Recorded data:
━━━━━━━━━━━━━━━━━━━━
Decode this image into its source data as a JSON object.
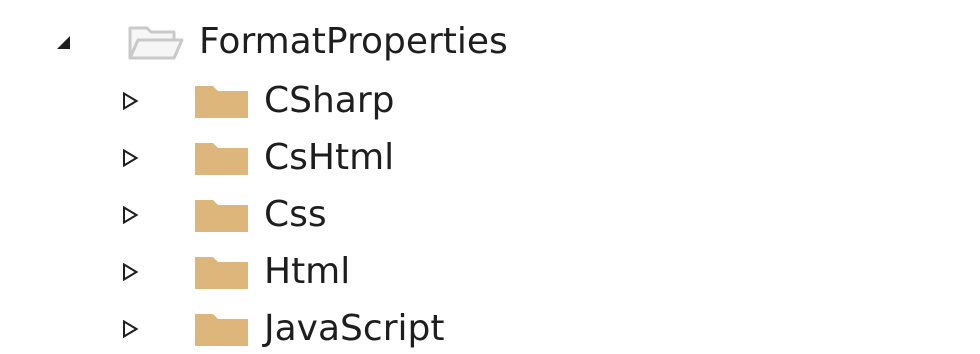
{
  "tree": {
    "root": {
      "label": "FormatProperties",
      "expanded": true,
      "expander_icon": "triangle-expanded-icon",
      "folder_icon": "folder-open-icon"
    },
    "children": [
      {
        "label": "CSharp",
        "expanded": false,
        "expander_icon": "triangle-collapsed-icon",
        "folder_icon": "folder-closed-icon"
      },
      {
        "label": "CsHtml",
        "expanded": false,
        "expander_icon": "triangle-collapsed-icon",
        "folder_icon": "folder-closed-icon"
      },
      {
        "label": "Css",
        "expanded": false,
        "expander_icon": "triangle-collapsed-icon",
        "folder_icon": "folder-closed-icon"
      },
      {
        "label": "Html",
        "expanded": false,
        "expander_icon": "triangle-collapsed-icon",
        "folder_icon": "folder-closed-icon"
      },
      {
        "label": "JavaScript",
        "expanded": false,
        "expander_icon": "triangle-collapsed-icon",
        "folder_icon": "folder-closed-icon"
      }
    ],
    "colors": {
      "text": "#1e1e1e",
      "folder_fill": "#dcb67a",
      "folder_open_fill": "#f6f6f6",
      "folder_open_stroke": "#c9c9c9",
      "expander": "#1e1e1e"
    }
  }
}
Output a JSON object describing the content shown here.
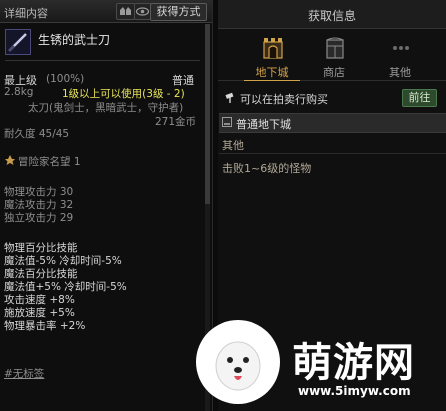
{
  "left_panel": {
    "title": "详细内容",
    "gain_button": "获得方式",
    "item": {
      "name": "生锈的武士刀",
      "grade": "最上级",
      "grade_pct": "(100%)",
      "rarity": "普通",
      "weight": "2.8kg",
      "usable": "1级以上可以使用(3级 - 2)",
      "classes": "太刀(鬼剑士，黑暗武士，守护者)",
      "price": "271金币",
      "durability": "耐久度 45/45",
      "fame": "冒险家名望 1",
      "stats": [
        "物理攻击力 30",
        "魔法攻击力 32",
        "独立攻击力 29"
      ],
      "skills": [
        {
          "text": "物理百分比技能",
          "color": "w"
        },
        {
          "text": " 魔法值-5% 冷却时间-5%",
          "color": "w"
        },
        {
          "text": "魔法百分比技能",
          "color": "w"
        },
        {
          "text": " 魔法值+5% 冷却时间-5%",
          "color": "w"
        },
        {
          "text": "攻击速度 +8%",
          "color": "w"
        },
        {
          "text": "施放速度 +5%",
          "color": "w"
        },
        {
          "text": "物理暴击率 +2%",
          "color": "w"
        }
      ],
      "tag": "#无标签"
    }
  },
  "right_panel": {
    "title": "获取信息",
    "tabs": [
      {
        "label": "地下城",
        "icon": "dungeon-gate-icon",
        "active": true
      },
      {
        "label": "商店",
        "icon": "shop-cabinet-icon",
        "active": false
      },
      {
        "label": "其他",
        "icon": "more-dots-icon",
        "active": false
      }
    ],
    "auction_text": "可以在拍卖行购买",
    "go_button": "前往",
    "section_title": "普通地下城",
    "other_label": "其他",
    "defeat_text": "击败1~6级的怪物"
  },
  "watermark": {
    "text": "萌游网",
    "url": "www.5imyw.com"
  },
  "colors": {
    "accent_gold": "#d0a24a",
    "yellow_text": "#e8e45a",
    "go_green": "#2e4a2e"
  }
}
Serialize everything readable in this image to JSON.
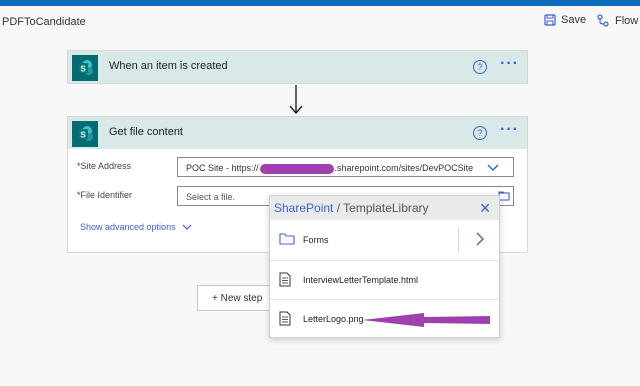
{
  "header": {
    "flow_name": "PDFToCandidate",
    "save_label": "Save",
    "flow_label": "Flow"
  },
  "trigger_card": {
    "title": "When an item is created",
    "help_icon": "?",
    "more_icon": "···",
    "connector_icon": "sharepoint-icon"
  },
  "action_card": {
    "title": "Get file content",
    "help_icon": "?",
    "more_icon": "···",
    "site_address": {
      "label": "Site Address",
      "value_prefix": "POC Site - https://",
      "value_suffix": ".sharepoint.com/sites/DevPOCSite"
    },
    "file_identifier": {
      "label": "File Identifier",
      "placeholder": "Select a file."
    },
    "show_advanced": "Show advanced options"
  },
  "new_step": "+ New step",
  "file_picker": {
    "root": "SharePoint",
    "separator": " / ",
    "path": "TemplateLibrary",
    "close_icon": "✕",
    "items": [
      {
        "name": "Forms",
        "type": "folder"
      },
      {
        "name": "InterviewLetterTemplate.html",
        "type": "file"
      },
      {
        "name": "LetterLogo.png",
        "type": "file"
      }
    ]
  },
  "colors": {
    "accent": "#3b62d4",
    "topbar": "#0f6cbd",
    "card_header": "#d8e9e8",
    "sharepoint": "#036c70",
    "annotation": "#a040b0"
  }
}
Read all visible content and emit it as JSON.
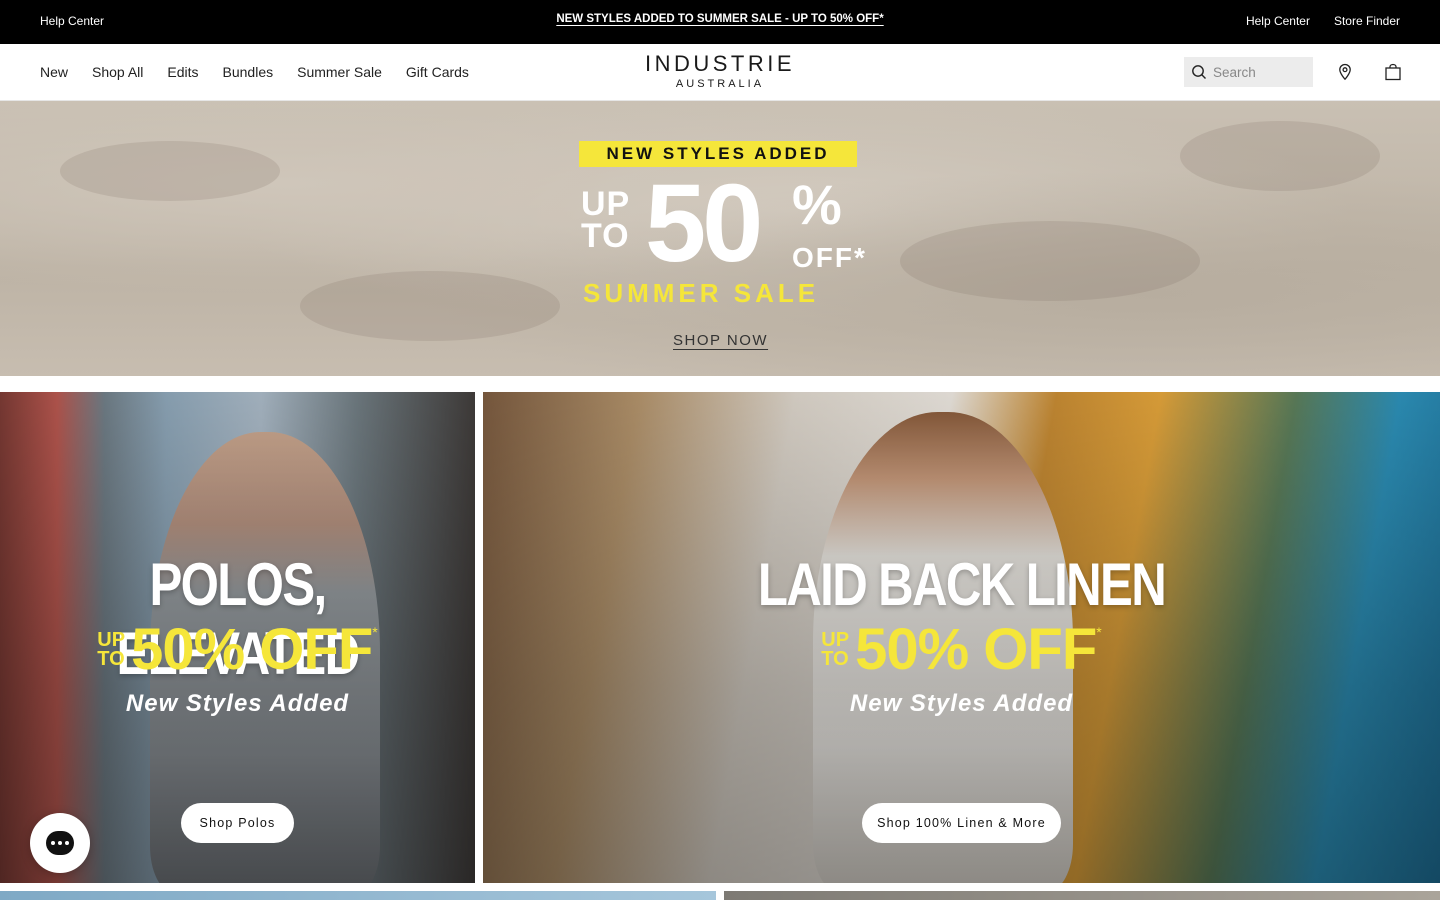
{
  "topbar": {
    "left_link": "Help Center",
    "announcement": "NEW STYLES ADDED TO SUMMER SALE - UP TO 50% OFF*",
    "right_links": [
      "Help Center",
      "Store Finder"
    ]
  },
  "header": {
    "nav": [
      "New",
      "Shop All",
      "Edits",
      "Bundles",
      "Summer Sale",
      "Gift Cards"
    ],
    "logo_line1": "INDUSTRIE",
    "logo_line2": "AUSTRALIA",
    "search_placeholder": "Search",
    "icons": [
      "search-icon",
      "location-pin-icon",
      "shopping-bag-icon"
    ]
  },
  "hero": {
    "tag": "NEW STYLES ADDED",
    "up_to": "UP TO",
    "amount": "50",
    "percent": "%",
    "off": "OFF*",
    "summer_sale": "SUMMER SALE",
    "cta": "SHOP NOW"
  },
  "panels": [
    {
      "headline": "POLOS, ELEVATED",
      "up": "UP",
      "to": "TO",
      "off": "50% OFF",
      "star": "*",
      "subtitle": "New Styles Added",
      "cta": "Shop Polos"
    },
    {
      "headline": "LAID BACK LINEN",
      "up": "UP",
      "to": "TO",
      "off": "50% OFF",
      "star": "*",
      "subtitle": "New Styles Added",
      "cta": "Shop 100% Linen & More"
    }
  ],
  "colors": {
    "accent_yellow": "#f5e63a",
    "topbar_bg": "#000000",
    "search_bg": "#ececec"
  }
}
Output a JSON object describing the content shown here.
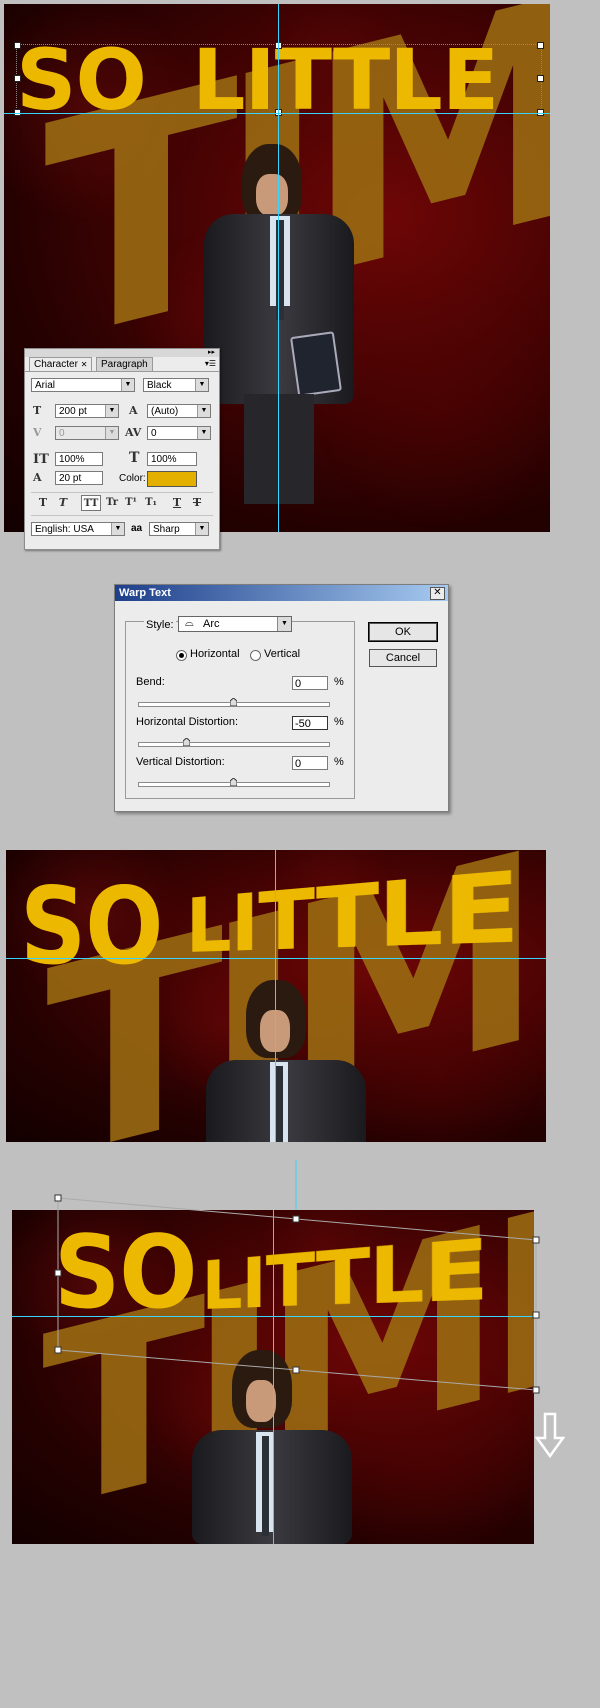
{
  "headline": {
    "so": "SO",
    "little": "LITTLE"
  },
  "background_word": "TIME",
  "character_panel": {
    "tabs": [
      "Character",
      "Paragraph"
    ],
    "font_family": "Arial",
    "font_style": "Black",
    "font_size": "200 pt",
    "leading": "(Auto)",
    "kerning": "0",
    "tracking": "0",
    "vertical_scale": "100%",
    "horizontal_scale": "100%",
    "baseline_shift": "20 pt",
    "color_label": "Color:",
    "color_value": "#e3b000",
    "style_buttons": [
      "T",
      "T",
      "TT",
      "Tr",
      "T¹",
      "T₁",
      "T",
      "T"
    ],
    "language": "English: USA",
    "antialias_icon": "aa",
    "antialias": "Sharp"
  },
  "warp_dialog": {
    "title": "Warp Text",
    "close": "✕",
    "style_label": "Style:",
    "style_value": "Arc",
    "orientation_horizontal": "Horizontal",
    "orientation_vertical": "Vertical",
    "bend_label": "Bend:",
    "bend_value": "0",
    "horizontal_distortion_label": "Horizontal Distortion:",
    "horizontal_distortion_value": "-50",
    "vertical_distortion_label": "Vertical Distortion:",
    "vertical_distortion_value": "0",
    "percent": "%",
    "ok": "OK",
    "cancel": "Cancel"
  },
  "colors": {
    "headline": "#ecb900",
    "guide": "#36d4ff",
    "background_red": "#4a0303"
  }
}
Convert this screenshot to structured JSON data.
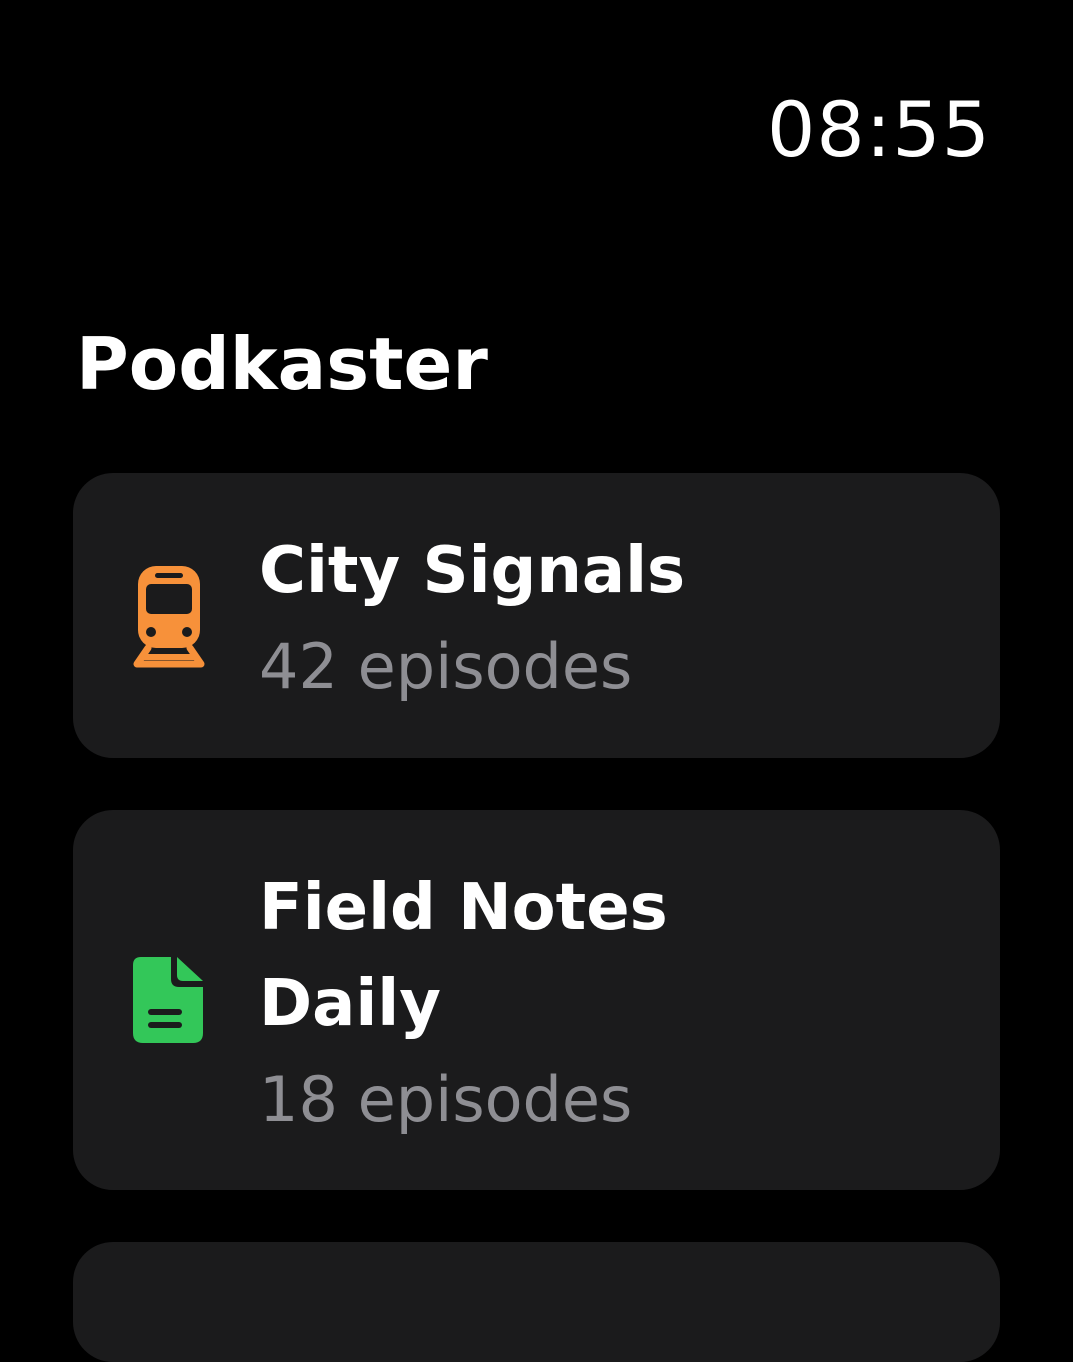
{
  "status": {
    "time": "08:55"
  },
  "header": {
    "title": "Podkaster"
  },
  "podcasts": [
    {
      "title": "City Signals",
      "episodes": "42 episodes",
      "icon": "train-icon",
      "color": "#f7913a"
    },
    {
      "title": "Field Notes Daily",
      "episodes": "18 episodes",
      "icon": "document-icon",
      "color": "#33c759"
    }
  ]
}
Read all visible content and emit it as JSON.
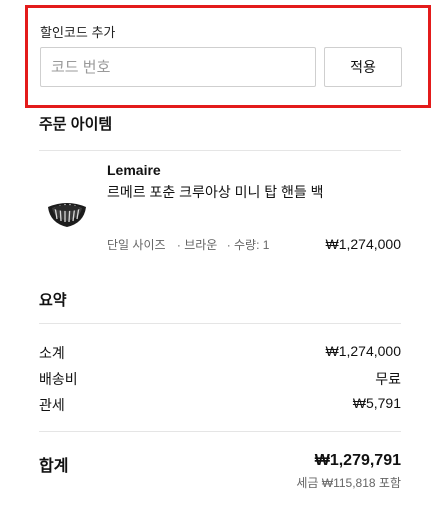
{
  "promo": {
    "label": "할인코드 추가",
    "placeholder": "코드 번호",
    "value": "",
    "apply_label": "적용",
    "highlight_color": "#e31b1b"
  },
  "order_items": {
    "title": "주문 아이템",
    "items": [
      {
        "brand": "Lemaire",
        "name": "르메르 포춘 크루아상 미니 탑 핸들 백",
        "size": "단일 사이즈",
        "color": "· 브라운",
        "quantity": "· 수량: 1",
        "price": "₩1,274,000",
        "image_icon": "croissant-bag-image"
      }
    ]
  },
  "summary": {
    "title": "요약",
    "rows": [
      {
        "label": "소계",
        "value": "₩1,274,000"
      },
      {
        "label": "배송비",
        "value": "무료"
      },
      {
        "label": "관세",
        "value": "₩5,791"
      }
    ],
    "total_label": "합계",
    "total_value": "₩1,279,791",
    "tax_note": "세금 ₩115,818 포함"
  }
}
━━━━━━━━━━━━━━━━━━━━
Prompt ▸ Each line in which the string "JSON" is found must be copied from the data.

Solution ▸
Decode this image into its source data as a JSON object.
Output a JSON object describing the content shown here.
Serialize everything readable in this image to JSON.
Read all visible content and emit it as JSON.
Output a JSON object describing the content shown here.
Convert this screenshot to structured JSON data.
Read all visible content and emit it as JSON.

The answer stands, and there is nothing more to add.